[Task to carry out] For the data below, please report each line where the word "screenshot" is found.

[Stored items from a collection]
──────────────────────────────

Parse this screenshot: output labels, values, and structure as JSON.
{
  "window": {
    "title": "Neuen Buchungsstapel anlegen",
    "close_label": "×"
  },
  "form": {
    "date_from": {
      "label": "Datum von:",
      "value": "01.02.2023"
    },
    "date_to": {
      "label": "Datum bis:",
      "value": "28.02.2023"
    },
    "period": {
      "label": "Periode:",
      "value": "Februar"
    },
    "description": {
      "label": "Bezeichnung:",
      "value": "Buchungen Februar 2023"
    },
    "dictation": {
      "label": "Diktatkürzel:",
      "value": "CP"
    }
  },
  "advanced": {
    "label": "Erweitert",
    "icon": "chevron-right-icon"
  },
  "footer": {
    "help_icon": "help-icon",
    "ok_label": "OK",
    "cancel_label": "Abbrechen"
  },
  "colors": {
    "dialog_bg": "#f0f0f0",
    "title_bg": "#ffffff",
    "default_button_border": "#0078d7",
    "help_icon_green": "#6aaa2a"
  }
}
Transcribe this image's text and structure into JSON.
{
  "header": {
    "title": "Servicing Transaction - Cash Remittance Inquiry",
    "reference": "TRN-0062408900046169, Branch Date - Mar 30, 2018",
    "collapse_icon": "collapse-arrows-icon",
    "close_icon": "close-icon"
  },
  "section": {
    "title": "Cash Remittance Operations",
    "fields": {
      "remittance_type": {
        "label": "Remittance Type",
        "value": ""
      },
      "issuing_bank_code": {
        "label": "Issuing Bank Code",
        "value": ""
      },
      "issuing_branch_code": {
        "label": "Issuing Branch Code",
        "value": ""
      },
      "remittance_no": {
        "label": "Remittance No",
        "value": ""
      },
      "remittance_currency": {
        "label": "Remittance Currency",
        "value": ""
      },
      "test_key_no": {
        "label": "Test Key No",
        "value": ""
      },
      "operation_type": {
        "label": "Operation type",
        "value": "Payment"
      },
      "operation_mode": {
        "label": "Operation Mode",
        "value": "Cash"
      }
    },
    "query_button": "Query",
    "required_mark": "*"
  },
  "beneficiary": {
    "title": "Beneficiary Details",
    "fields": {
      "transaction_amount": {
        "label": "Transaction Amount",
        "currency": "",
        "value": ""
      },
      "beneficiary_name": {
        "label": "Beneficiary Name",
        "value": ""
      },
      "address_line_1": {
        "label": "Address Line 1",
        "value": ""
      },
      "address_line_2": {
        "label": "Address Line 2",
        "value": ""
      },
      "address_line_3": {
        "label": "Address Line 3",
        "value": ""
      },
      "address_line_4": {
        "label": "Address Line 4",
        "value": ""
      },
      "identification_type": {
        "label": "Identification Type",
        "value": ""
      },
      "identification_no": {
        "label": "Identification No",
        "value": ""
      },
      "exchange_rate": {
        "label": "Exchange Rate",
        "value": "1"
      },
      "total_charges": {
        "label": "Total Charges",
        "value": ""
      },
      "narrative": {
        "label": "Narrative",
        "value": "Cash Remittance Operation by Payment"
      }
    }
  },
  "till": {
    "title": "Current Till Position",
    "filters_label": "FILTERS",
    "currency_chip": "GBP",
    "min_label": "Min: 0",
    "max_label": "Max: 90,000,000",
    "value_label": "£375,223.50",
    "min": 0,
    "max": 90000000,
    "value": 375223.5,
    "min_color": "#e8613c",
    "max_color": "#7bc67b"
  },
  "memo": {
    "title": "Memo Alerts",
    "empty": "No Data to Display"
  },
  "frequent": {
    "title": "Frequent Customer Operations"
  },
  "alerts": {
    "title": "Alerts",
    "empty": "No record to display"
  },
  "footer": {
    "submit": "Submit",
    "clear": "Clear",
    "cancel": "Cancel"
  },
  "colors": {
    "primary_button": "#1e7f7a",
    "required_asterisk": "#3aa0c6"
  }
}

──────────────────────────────

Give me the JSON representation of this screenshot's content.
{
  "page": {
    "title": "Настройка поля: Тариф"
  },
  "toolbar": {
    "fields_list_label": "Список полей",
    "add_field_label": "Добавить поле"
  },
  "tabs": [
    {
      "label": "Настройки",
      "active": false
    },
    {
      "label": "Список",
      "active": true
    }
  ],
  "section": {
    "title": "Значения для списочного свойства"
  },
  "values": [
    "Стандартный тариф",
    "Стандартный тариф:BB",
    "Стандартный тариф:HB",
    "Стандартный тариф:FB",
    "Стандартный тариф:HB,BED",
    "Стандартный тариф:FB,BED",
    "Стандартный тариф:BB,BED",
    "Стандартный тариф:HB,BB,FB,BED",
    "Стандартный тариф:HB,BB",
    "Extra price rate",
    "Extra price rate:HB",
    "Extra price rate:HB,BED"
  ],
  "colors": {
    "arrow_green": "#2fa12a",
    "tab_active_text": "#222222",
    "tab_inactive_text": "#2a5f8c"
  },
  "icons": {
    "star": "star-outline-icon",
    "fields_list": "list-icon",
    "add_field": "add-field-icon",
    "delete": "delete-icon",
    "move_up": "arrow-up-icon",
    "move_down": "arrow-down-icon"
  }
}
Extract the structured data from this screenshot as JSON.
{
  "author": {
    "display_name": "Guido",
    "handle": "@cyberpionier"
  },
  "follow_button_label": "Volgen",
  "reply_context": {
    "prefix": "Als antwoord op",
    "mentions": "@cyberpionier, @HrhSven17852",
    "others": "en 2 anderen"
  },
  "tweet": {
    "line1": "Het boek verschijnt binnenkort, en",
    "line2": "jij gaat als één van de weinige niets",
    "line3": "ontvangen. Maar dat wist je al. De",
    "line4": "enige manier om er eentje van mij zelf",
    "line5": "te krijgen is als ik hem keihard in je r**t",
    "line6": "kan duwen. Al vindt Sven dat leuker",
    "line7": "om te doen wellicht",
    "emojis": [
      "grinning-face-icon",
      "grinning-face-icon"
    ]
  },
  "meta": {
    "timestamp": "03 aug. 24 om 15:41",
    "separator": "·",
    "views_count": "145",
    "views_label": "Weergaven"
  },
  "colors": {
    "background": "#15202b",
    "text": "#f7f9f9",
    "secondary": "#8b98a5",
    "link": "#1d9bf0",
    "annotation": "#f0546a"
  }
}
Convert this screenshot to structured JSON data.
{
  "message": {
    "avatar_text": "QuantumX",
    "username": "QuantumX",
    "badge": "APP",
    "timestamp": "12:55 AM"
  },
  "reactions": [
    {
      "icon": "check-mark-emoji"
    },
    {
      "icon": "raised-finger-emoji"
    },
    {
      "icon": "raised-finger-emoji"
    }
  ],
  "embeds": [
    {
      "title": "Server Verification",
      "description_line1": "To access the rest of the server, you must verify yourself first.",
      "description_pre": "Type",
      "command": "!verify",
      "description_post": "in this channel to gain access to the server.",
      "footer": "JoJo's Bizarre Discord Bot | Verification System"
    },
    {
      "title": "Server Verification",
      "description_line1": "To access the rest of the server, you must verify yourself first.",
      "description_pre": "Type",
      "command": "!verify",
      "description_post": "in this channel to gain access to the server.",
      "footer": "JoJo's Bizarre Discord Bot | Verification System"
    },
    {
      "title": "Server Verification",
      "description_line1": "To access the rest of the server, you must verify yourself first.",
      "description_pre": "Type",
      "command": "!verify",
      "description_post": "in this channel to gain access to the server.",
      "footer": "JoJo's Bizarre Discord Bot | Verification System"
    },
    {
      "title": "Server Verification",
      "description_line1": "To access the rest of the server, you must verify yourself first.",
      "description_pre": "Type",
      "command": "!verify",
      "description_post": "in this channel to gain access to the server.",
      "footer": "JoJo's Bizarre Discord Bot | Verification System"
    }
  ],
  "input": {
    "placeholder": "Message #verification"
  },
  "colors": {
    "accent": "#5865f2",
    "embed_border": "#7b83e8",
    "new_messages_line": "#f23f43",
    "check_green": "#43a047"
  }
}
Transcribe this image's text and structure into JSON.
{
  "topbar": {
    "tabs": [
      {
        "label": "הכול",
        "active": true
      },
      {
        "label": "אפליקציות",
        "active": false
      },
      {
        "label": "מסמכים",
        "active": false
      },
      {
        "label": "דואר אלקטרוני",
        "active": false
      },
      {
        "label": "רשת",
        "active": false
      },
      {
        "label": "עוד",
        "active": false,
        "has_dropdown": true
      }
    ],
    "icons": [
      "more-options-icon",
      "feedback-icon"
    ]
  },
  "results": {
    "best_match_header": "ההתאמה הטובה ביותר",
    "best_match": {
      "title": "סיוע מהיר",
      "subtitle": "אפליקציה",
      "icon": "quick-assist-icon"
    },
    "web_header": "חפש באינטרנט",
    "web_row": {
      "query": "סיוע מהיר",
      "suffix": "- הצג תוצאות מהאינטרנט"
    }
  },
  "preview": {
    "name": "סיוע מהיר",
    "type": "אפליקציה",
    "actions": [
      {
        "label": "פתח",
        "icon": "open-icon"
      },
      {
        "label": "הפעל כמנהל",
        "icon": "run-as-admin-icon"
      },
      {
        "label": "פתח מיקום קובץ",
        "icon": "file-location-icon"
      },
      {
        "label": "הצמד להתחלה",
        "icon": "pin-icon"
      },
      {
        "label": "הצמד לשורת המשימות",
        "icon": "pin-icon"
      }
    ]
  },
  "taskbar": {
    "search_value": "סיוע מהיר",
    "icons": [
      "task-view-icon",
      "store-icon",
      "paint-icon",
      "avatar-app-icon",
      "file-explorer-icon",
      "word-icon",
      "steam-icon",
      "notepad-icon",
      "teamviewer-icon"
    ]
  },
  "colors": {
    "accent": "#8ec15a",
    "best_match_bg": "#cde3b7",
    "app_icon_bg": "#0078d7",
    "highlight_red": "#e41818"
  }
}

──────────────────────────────

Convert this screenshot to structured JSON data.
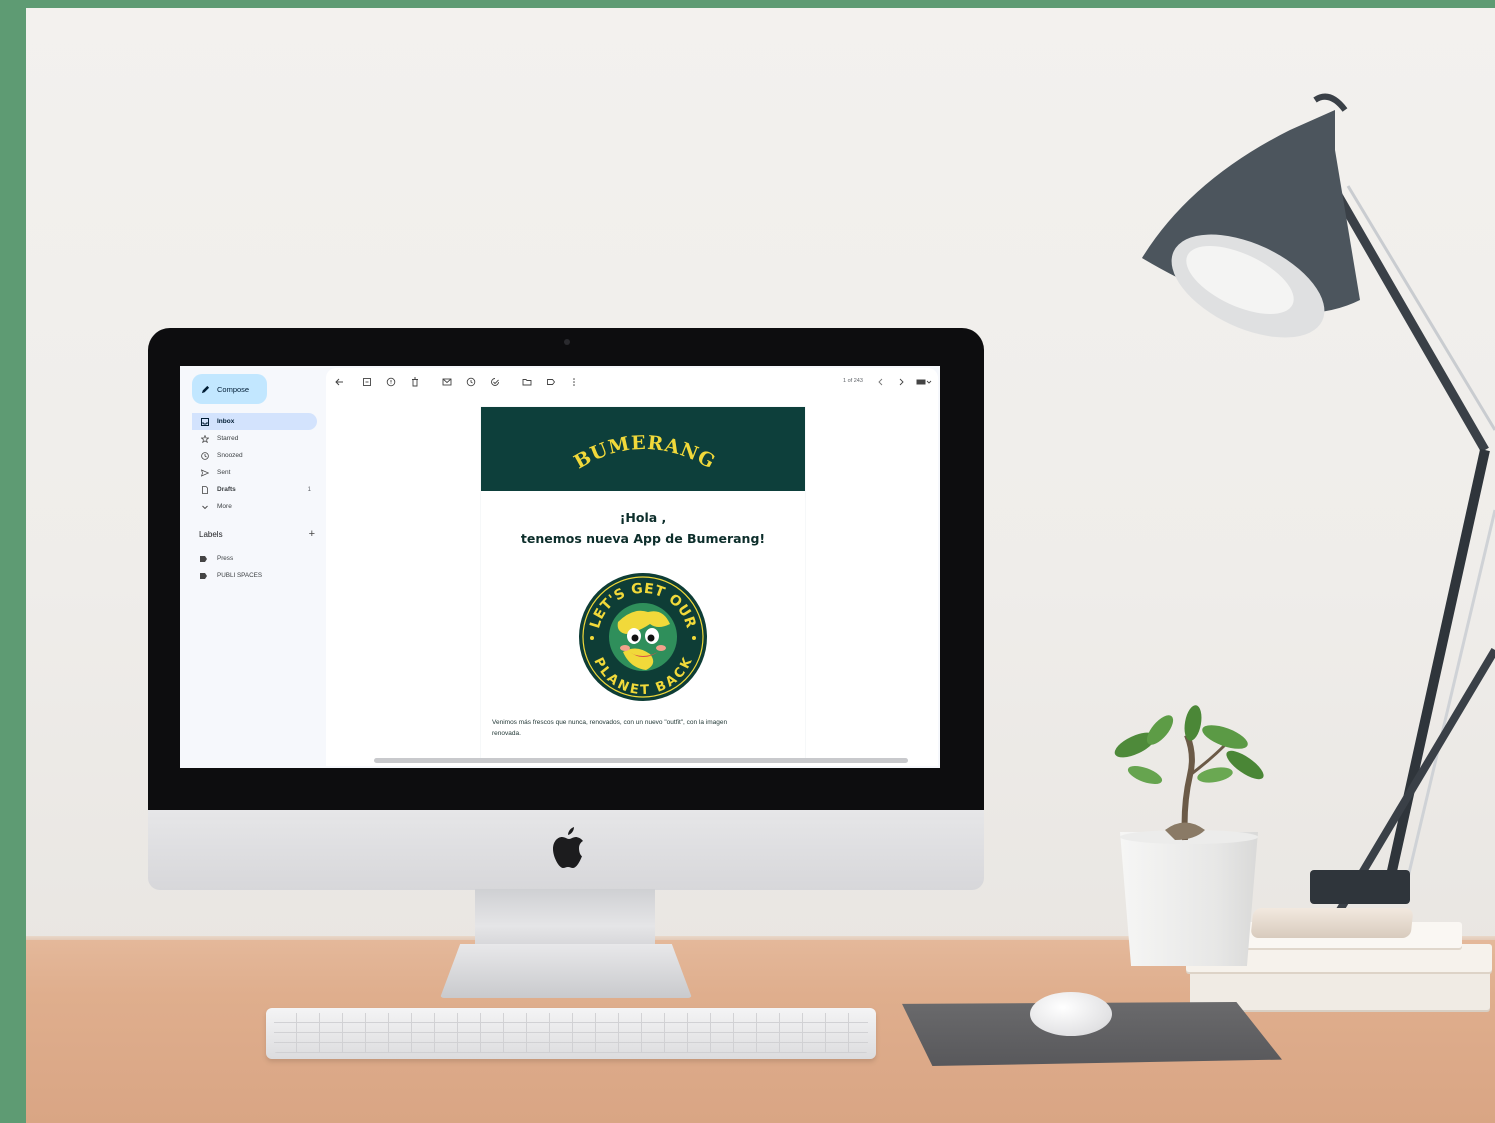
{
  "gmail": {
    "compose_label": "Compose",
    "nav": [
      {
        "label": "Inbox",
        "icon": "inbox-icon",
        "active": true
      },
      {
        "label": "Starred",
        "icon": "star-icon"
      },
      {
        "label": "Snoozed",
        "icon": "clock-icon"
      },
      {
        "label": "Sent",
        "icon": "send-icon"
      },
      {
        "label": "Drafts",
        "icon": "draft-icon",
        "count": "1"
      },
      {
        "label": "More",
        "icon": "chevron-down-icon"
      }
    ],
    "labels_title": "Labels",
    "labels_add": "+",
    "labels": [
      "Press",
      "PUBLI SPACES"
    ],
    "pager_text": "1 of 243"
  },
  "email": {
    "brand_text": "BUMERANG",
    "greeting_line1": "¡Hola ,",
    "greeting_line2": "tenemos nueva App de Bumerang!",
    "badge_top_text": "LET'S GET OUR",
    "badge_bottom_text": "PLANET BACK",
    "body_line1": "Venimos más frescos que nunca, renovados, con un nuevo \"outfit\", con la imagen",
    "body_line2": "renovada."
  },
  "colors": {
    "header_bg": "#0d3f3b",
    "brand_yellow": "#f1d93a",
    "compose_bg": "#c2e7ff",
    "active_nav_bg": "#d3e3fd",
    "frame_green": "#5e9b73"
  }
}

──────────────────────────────

[Worked solution]
Parse this screenshot: output labels, values, and structure as JSON.
Give me the JSON representation of this screenshot's content.
Extract the structured data from this screenshot as JSON.
Convert this screenshot to structured JSON data.
Convert this screenshot to structured JSON data.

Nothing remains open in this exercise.